I had a Brian Urlacher thought teed up for a post in my head this morning that I just couldn’t get around to. Then news broke that Urlacher had arthroscopic knee surgery earlier this morning, a cleanup procedure intended to relieve the swelling in his injured left knee. The goal is for Urlacher to be ready to start the regular season on September 9th vs the Colts.
I’ll digress momentarily to the Urlacher thought I had before this news broke – Urlacher should sit out Week 1 vs the Colts and be ready for the Packers game on Thursday night September 13th. First of all, the Bears should be able to handle the 2011 doormat Colts, Andrew Luck and all, even without Urlacher. If they can’t there are bigger issues at play. Skipping Week 1 would have Urlacher that much healthier and ready for the Packers on short rest. If Urlacher is suffering from swelling and pain between practices, how is he going to feel on the shortest turnaround the Bears will face all season, heading into a crucial early-season divisional game.
Urlacher himself admitted that the knee is going to be a problem all season, and that was before the cleanup this morning. Why put himself through the the ringer in a less important (OK, I know they’re all important), non-conference game when the division rival Packers wait in the wings on short rest?
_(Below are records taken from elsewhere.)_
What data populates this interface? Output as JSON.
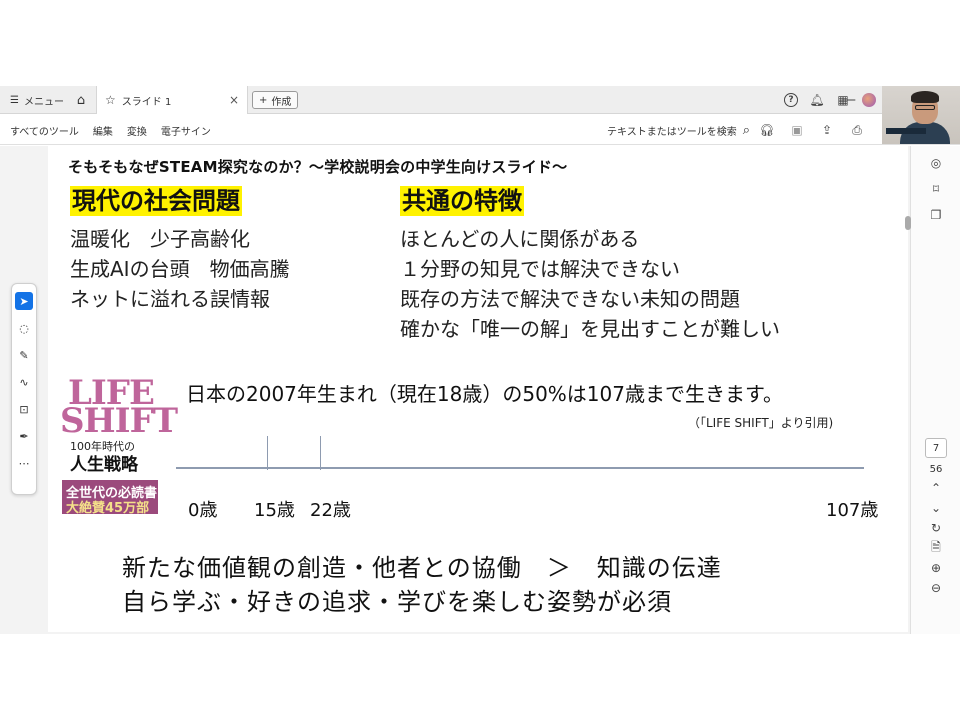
{
  "tabbar": {
    "menu_label": "メニュー",
    "tab_title": "スライド 1",
    "new_label": "作成"
  },
  "toolbar": {
    "menu_items": [
      "すべてのツール",
      "編集",
      "変換",
      "電子サイン"
    ],
    "search_placeholder": "テキストまたはツールを検索"
  },
  "slide": {
    "title": "そもそもなぜSTEAM探究なのか？～学校説明会の中学生向けスライド～",
    "left_heading": "現代の社会問題",
    "left_items": [
      "温暖化　少子高齢化",
      "生成AIの台頭　物価高騰",
      "ネットに溢れる誤情報"
    ],
    "right_heading": "共通の特徴",
    "right_items": [
      "ほとんどの人に関係がある",
      "１分野の知見では解決できない",
      "既存の方法で解決できない未知の問題",
      "確かな「唯一の解」を見出すことが難しい"
    ],
    "book": {
      "line1": "LIFE",
      "line2": "SHIFT",
      "sub": "100年時代の",
      "main": "人生戦略",
      "band1": "全世代の必読書",
      "band2": "大絶賛45万部"
    },
    "statement": "日本の2007年生まれ（現在18歳）の50%は107歳まで生きます。",
    "citation": "（「LIFE SHIFT」より引用)",
    "ages": [
      "0歳",
      "15歳",
      "22歳",
      "107歳"
    ],
    "bottom_line1": "新たな価値観の創造・他者との協働　＞　知識の伝達",
    "bottom_line2": "自ら学ぶ・好きの追求・学びを楽しむ姿勢が必須"
  },
  "right_panel": {
    "page_current": "7",
    "page_total": "56"
  }
}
This is the price to be paid with an aging superstar. It’s incumbent on the Bears to protect Urlacher and put him and the team in the best position to succeed.
Back to the bigger picture story about Urlacher’s surgery and that fans should not panic. This Bears team is in a transitional stage, undergoing a metamorphosis from a defense-oriented, black and blue grind it out team to an offensively oriented squad that will outscore teams to win.
The Bears are no longer a one-man show on defense or as a whole. They boast multiple Pro Bowlers at all levels of the defense – on the line, in the linebacking corps and in the secondary. The defense will have to rely on those Pro Bowlers like Peppers, Briggs and Tillman to step up and along with some up-and-coming youngsters like Henry Melton, DJ Moore, Shea McClellin and Nick Roach to ride out the storm while Urlacher recovers and possibly starts the inevitable decline.
On the other side of the ball, the offense have been built to score points in bunches. The focus this offseason has clearly been on building up the offense to compete with the Green Bays and Detroits of the world. Jay Cutler and Brandon Marshall, along with Matt Forte, Devin Hester and Earl Bennett will share the burden to allow the Bears to win games by scoring points rather than stopping their opponents from scoring.
concerned disappointed in the front office for neglecting the linebacker position in the draft and largely in free agency. When your superstar linebacker goes down in Week 17 with a knee injury, wouldn’t it have been prudent to invest a draft pick in a linebacker just in case your star doesn’t return to full form? Doesn’t it even make more sense when that 34-year old is in a contract year? Wouldn’t their leverage be improved if they were grooming someone to take over for Urlacher? Maybe that’s what Shea McClellin is supposed to be down the road? Maybe Emery has a different idea about the defense beyond 2012 anyway?
This won’t be a repeat of 2004 when the Bears could barely win a game when Urlacher went down late in the season when they were led by quarterbacks like Grossman, Hutchinson and Krenzel. This won’t be a repeat of 2009, when Urlacher’s season ended before it began halfway through the first quarter against the Packers in Jay Cutler’s first season but before Peppers was added to change the face of the defense. 2012 will be different because the Bears team is different and if it isn’t, the talk of Super Bowl and championships was just that, talk. And talk is cheap.
What do you think? How concerned are you about Urlacher? Can the Bears make a run at a championship without him at full speed?